One of Mrs May’s first acts as Prime Minister in the House of Commons was to reconfirm the government’s commitment to renewing Trident; Hinkley soon followed with Heathrow due to be given the green light next week, more of which later. Grammar school expansion and a timetable for the EU divorce talks were also announced. It hasn’t been all plain sailing though, with the tumbling pound and the debate over the approach to Brexit causing significant tensions.

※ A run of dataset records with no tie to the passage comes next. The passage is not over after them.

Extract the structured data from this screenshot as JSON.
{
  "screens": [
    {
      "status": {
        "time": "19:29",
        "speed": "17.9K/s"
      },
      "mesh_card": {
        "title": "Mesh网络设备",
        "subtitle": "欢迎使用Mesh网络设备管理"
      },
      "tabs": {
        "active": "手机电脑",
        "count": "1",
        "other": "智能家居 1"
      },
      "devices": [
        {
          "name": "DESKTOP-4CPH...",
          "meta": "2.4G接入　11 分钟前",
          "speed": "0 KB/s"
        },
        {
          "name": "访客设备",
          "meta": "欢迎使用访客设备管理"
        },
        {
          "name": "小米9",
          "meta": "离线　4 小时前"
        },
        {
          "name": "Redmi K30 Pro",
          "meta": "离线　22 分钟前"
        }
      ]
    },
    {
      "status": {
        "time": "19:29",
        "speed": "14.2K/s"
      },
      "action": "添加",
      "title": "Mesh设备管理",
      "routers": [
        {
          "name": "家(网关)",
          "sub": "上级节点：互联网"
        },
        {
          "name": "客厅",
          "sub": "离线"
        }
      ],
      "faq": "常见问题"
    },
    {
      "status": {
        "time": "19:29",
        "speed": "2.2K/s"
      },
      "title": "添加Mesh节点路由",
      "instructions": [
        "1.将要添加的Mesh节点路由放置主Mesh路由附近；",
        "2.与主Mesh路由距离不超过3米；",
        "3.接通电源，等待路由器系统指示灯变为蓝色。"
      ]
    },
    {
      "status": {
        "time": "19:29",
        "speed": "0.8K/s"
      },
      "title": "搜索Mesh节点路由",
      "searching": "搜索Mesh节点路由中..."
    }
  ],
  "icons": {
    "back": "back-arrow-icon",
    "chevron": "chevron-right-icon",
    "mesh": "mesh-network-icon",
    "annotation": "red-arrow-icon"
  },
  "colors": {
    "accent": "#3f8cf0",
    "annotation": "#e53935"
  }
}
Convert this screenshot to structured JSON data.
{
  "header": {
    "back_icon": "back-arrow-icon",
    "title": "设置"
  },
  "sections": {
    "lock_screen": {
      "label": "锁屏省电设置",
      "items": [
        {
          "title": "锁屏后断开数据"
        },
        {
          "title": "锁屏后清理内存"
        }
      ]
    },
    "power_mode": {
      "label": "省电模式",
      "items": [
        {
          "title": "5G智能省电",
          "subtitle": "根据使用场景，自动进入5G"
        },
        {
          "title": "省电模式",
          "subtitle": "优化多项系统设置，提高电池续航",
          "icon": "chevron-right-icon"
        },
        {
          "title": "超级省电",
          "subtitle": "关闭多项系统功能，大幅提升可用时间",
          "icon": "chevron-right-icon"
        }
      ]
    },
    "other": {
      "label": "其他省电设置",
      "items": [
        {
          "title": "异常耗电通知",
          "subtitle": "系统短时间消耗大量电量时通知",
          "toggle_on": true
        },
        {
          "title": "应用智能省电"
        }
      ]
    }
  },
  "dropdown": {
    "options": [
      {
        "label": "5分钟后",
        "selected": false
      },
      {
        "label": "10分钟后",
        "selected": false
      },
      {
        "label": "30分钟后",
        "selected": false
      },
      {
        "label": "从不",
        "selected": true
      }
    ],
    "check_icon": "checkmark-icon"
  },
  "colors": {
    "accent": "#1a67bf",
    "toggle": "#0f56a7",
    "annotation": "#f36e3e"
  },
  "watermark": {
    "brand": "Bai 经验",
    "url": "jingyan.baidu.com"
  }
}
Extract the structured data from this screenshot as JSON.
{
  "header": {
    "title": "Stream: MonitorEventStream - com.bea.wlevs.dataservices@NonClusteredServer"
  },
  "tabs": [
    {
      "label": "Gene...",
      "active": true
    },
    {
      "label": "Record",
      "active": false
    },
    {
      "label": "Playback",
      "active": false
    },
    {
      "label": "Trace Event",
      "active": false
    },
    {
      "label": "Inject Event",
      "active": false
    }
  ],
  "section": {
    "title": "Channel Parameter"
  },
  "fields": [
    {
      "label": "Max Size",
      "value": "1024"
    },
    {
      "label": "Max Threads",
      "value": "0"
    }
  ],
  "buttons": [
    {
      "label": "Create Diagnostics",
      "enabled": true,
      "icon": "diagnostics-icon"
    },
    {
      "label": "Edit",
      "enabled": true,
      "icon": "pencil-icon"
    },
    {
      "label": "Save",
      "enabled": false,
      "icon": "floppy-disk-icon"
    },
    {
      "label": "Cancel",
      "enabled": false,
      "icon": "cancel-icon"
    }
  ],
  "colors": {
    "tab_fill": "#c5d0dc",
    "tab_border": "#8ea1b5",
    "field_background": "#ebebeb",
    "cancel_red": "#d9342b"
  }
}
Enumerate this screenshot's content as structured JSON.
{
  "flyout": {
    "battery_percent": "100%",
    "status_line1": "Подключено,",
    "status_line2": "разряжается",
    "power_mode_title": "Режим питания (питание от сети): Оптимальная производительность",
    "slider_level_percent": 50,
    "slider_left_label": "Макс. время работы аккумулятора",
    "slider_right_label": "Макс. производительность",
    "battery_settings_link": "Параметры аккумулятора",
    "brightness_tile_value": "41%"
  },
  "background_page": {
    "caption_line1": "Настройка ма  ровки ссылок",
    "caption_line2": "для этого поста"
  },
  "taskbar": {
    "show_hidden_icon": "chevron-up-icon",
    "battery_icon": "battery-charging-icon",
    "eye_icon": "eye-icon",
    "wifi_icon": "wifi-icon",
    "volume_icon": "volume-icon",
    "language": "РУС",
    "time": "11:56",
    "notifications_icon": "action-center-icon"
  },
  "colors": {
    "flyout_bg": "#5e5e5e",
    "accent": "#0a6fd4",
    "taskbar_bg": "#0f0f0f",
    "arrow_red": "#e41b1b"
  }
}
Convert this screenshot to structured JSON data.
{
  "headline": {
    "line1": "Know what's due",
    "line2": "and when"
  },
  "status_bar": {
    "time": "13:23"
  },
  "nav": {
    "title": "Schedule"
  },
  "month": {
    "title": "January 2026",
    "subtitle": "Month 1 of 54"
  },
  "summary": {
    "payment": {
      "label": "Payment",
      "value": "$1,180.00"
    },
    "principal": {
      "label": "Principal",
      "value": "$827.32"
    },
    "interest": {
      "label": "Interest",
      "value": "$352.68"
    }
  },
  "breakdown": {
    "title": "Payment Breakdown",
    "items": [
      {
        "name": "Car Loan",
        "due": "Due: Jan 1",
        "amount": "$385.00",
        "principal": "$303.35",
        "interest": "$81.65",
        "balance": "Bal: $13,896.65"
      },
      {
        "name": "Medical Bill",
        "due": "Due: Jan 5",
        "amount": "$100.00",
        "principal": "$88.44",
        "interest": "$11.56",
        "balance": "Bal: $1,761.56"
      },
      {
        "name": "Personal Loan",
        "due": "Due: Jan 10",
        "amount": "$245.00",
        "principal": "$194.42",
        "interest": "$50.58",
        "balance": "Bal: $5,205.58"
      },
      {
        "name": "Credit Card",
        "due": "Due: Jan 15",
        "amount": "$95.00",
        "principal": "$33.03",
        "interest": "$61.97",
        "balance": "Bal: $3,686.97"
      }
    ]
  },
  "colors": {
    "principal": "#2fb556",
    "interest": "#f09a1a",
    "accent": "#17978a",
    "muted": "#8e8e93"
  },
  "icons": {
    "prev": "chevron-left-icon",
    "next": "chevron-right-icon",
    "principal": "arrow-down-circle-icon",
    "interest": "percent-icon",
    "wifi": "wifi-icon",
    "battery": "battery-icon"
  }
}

Inevitably, it is Brexit that has caused the most turbulence and tension within the new government. After a rare misreading of the parliamentary mood, the government needs to unpick its earlier muddled approach to the role it would like Parliament to play in scrutinising and debating the approach to Brexit and allow it a greater role. Theresa will not have been impressed with the blue-on-blue briefings and cabinet leaks and her approach to the vexed question of Heathrow suggests a more finessed approach. Suspending collective responsibility for a brief period should help to ensure that resignations are kept to a minimum, with the exception of Zac Goldsmith almost inevitably due to cause a by-election in Richmond Park. If the government is really bold, expect both Heathrow and Gatwick to be given the nod with some good news for Birmingham too.
The Autumn Statement due on the 23rd of November will help give a clearer indication of the government’s priorities and approach. I expect there will be significant announcements on other infrastructure priorities, a more interventionist approach in areas such as housing, as well as more flesh on the bones regarding the government’s economic priorities for the Brexit negotiations.
Theresa's first hundred days shows a sharp move away from Cameron's short termist 'government by press release', a willingness to carefully consider and then seek to address some of the deeper rooted and structural challenges this country faces. There are also some warning signs of a Cabinet still needing better discipline, a slightly authoritarian approach to Parliament which will come unstuck regardless what size your majority and some mixed messaging from the No 10 communications office. Taken in perspective though, given the scale of her political inheritance and the slimness of her majority, I think it's quite an impressive start.
This article was written by Frank Browne a former leader of Wokingham Borough Council and a member of our non-Executive board.